So what do we know about this medium–this Internet? We know that there are three laws that govern the Internet, and none was penned by a legislator. The first of these is Moore’s Law — a nifty bit of insight offered by Gordon Moore, the founder of Intel. Moore’s Law states that every 18 months, processing power will double, while costs remain constant. It’s the principle on which Gordon Moore built his business, and it’s proved remarkably accurate. Moore’s law has been essential not only in terms of how it has driven innovation, but in how it’s made basic computing capability more affordable for a mass audience.
That brings us to the second law that governs the Internet. Metcalfe’s Law, offered by Bob Metcalfe — a guy who knows quite a lot about networks — he invented Ethernet, and founded 3Com. Metcalfe’s Law states that the utility of a network equals the square of the number of its users. Consider the computer you’re looking at now. Imagine it unplugged from the network. Alone. Isolated. It’s still a computer. You can run a spreadsheet, edit a document, play a game. But once you connect that computer to even just one more, the power of your own computer increases dramatically. You can now share those documents, or send messages to the other computer on your network. The utility of your computer continues to increase — geometrically — with each additional node that is introduced to your network.
And that brings us to the third law that governs the Internet. At a certain point — critical mass — the power of the computing network is so great that it extends beyond the realm of technology alone, and affects the social, economic and political worlds in which it operates. This is the Law of Disruption, described by Chunka Mui in Unleashing the Killer App. Between the accelerated curve of technological change and the incremental curve of human change there is a widening gap — a vacuum — and a vacuum is a powerful force. I believe that both the fundamental cause for that gap, and the vehicle that will fill it–the agent of change–are one and the same… the Internet.
And so we are where we began, with the birth of a new medium — the invention of a vehicle for communication that disrupts as it transforms. The effects of this particular medium will be especially powerful, and likely unusually disruptive. While other mediums have empowered the individual to communicate with the masses, to do so on a large scale has always required an intermediary — an art gallery, a publisher, a theatre or broadcast company. These are powerful organizations, groups that are rarely content merely to replicate a message, when they can edit and augment it as well.3
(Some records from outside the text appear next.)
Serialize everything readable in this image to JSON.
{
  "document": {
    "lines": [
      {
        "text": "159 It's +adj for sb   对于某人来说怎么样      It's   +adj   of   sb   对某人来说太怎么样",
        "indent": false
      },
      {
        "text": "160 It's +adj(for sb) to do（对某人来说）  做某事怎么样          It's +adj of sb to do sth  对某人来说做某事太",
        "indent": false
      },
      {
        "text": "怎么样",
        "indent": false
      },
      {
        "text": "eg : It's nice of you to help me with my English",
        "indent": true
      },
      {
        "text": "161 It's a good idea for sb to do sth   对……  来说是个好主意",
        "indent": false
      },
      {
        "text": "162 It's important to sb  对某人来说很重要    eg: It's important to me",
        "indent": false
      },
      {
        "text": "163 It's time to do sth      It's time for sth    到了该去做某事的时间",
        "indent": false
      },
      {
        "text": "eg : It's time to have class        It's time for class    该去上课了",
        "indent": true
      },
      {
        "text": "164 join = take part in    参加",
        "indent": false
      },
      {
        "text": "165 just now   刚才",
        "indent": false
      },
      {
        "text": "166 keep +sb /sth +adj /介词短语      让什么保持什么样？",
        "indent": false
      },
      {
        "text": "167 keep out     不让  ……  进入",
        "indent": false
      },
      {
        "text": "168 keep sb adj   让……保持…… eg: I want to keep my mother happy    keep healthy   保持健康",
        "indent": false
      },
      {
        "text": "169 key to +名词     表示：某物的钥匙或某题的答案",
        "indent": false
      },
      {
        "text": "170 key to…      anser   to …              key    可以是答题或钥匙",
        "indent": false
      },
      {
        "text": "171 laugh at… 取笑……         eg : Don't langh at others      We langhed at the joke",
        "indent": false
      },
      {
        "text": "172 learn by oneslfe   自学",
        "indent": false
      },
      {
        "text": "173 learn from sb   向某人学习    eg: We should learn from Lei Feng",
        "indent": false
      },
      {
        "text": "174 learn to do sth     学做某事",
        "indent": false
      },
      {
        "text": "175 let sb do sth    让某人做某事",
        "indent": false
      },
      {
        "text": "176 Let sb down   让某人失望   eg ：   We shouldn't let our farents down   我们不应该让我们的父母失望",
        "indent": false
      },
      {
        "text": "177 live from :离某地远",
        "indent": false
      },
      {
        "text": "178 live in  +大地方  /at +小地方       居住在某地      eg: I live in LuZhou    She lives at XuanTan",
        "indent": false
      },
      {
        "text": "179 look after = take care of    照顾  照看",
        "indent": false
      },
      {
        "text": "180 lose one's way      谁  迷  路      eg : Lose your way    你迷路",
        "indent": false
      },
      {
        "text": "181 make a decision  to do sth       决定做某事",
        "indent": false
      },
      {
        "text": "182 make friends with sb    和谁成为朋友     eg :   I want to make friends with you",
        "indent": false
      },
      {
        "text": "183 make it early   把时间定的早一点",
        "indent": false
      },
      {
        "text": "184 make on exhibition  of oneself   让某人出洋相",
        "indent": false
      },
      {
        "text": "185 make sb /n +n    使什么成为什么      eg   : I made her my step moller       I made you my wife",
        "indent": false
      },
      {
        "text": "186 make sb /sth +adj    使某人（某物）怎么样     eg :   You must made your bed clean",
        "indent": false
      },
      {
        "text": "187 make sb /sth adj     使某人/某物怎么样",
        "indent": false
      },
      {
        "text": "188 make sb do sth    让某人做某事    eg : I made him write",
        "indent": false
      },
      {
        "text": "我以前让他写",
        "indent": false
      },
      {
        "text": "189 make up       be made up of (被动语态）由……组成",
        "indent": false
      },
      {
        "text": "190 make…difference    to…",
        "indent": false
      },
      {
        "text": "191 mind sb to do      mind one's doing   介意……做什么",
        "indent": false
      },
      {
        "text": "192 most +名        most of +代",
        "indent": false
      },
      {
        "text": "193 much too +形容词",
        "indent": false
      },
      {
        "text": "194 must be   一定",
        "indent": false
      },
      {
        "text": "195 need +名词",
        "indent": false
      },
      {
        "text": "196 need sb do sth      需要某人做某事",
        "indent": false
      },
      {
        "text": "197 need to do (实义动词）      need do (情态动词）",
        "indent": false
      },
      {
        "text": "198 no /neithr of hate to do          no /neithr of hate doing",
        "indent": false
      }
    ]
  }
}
The Internet, however, is inherently a many-to-many medium. Virtually anyone who has the ability to browse the web has the capability to publish on the web, without the services — or the editorial predilections — of any intermediary whatsoever. It’s interesting to imagine what might have transpired if Thug’s cave art were instantly transported to every cave that chose to tune in. Or if there had been a printing press in every kitchen.
It’s just as interesting to imagine where the Internet will lead us. I don’t claim to know. But I expect it’ll be a helluva ride.
Notes and Links
- Yes… I imagine they are desperate. But it wouldn’t be the first time this has occurred. ↩
- It’s worth noting, six years on, that despite our progress — and the Web 2.0 mantra — the Web is still pretty messy. ↩
- Never has this proved more true than in our “post-911″ world of political spin-doctors and bold-faced propagandists that pose as analysts and news organizations. ↩